Or you can use the steam function on your iron or the nozzle of your steamer to add moisture. The danger here is that too much heat or anything hot touching the fabric will melt it. The plastic does not endure the heat very well.
The good news is that when the beanie is dry you can check the head size to see if you got it right the first time. if not, you can redo these procedures until you do.
The easiest way to stretch acrylic yarn is to wash it in warm water. The temperature level is just warm enough to loosen those fibers and stretch them without you having to do a thing.
But we should add a few words of caution here and for other acrylic stretching methods. First, be sure you want to stretch the material as it will be next to impossible to fix if you go too far. You may continue to add stretch but removing it is not an option.
Second, watch the heat level. Acrylic is acrylic no matter what form it has been turned into. That means acrylic yarn will melt on you when the heat gets too hot. That means you should not use your dryer to stretch your acrylic yarn.
If you do the mess you have to clean up may not look pretty. or you may get permanent wrinkles or creases in the yarn that will not come out. Handling acrylic in all of its forms is a delicate matter and you need to work with care.
Sometimes it is best just to go out and buy a new clothing item or hat in the new size than it is to stretch it out. The risks are not always worth the effort.
The best answer we can give is that you can’t fix a stretched acrylic sweater.
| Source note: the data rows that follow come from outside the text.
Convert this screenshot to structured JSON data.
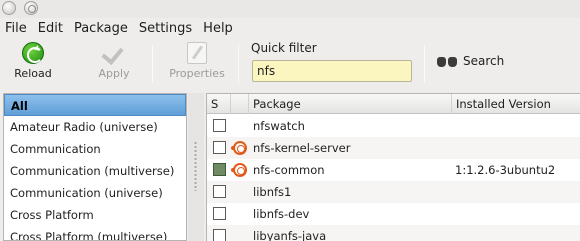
{
  "menubar": {
    "items": [
      "File",
      "Edit",
      "Package",
      "Settings",
      "Help"
    ]
  },
  "toolbar": {
    "reload_label": "Reload",
    "apply_label": "Apply",
    "properties_label": "Properties",
    "quick_filter_label": "Quick filter",
    "quick_filter_value": "nfs",
    "search_label": "Search"
  },
  "icons": {
    "reload": "reload-icon",
    "apply": "checkmark-icon",
    "properties": "properties-icon",
    "search": "binoculars-icon",
    "ubuntu": "ubuntu-logo-icon"
  },
  "sections": {
    "items": [
      {
        "label": "All",
        "selected": true
      },
      {
        "label": "Amateur Radio (universe)",
        "selected": false
      },
      {
        "label": "Communication",
        "selected": false
      },
      {
        "label": "Communication (multiverse)",
        "selected": false
      },
      {
        "label": "Communication (universe)",
        "selected": false
      },
      {
        "label": "Cross Platform",
        "selected": false
      },
      {
        "label": "Cross Platform (multiverse)",
        "selected": false
      }
    ]
  },
  "packages": {
    "columns": {
      "status": "S",
      "package": "Package",
      "version": "Installed Version"
    },
    "rows": [
      {
        "name": "nfswatch",
        "installed_version": "",
        "installed": false,
        "supported": false
      },
      {
        "name": "nfs-kernel-server",
        "installed_version": "",
        "installed": false,
        "supported": true
      },
      {
        "name": "nfs-common",
        "installed_version": "1:1.2.6-3ubuntu2",
        "installed": true,
        "supported": true
      },
      {
        "name": "libnfs1",
        "installed_version": "",
        "installed": false,
        "supported": false
      },
      {
        "name": "libnfs-dev",
        "installed_version": "",
        "installed": false,
        "supported": false
      },
      {
        "name": "libyanfs-java",
        "installed_version": "",
        "installed": false,
        "supported": false
      }
    ]
  },
  "colors": {
    "filter_background": "#fbf6c0",
    "selection": "#5f9fd8",
    "installed_checkbox": "#6e8b62",
    "ubuntu_orange": "#e05b1c"
  }
}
Those fibers usually stay stretched once the process is over and they do not shrink. They may melt if you try to shrink them so fixing them with dryer heat or hot water is out of the question.
The only option you can try is to undo the seams and alter the size by taking in the fabric a little bit. This may not always work because the material may stretch width-wise as well and not just lengthwise.
When your acrylic sweater gets stretched out too far the only real option you have is to go out and buy a new one in the right size. Then donate the old one to a recycling plant that handles fabrics.
This is why we do not recommend the purposeful stretching process no matter which fabric you need to make larger. There are no controls to help guide you and mistakes happen more often than not.
Just be careful when laundering the material and be prepared for stretching as acrylic fibers will also stretch over time as you use the clothing item.
Acrylic is an interesting alternative to wool. It feels smooth and soft as well as comfortable when bought in the right qualities. Plus, it is great for those people who have wool allergies.
But it is a risky fabric to buy as it can remain stretched too far when stretching the material goes too far. You can stretch acrylic but it has to be done carefully or it won’t serve any good purpose other than being a nice kitchen or workshop rag.